New Android malware sidesteps Google’s SMS permissions restrictions to get hold of two-factor authentication codes received via SMS.
The cybersecurity company behind major antivirus software NOD32, ESET, reported on June 17 that new Android malware sidesteps Google’s SMS permissions restrictions to get hold of two-factor authentication (2FA) codes received via SMS.
Per the report, some malicious apps are capable of accessing one-time-passwords sent to users via SMS by circumventing the restrictions recently implemented by Google. Furthermore, the same technique reportedly also allows for accessing email-based codes.
According to the author, the apps in question impersonate Turkish cryptocurrency exchange BtcTurk and phish for login details to the service. The malware, “instead of intercepting SMS messages to bypass 2FA protection on users’ accounts and transactions, these malicious apps take the OTP from notifications appearing on the compromised device’s display.” The app also takes measures to prevent the user from noticing the ongoing attack:
“Besides reading the 2FA notifications, the apps can also dismiss them to prevent victims from noticing fraudulent transactions happening.”
The first app to act as such was uploaded onto Google’s Play Store on June 7 under the name BTCTurk Pro Beta by developer account BTCTurk Pro Beta and has been installed by over 50 users before ESET allegedly reported it to Google. After this first instance, another two versions of the app were uploaded and then subsequently removed from the store.
As Cointelegraph reported earlier this month, peer-to-peer (P2P) cryptocurrency exchange BitMEX has reported an influx of attacks on user account credentials. In a message to clients, the exchange stressed the importance of property security measures
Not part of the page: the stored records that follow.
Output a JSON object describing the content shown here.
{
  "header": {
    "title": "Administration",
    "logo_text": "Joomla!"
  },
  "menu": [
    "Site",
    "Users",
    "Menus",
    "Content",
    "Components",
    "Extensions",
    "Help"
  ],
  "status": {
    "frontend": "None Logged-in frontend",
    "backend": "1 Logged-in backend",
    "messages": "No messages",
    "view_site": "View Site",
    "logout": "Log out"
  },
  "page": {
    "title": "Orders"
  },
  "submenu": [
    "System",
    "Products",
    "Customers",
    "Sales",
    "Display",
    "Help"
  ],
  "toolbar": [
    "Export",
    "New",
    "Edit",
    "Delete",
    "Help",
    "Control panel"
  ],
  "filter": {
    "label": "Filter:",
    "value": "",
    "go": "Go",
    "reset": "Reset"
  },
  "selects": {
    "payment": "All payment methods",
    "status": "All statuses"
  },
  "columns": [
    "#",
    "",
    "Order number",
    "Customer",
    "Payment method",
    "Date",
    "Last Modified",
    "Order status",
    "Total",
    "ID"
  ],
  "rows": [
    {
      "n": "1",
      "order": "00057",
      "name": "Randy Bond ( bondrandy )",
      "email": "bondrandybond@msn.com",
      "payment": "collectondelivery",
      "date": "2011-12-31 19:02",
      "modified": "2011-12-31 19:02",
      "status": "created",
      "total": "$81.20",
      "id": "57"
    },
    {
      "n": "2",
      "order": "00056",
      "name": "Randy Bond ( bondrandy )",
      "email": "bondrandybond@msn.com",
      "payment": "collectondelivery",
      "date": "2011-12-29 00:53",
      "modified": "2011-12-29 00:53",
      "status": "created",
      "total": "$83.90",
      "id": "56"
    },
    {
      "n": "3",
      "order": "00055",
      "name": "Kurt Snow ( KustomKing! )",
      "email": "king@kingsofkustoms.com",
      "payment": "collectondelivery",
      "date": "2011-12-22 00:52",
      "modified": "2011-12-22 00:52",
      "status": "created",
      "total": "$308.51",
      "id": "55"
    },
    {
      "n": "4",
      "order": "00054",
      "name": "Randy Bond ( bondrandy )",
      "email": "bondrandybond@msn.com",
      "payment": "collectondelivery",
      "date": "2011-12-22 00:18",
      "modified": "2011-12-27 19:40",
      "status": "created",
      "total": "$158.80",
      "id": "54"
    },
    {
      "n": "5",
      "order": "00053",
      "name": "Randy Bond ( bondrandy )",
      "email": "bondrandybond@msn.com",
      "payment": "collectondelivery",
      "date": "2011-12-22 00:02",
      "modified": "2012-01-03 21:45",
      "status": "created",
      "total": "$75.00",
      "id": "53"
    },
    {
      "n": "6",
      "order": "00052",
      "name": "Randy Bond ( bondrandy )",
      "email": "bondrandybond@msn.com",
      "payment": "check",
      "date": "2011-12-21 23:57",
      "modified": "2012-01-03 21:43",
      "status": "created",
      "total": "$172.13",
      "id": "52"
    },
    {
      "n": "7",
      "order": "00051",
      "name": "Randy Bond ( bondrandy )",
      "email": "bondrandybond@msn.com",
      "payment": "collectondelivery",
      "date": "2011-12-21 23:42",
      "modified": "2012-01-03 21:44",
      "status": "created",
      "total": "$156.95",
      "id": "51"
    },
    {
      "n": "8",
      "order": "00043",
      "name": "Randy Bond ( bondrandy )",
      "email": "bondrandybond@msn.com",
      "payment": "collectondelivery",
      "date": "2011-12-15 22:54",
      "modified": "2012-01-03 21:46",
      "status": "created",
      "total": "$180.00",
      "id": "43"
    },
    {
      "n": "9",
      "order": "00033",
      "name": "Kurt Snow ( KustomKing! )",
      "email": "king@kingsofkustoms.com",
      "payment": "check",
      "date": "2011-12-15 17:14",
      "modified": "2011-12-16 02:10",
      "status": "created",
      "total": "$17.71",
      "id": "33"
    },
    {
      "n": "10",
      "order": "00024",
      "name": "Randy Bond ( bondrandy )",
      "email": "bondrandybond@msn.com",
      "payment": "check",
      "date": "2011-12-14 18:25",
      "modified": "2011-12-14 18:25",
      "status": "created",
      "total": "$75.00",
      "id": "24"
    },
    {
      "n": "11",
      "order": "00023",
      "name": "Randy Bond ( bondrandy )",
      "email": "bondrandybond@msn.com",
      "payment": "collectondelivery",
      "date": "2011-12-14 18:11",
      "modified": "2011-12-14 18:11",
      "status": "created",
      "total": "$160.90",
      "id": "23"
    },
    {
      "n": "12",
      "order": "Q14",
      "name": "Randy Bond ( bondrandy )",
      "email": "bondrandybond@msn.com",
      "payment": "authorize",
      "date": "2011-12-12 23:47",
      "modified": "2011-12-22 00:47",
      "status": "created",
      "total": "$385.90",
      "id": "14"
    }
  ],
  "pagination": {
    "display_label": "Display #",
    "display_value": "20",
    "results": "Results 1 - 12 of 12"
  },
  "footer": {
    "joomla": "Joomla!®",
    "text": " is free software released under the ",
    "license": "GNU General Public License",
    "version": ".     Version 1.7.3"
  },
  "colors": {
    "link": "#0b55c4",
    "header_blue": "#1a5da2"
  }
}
Also in June, cyber security researchers found a Trojan-spreading website masquerading as that of Cryptohopper, a site where users can program tools for automated cryptocurrency trading.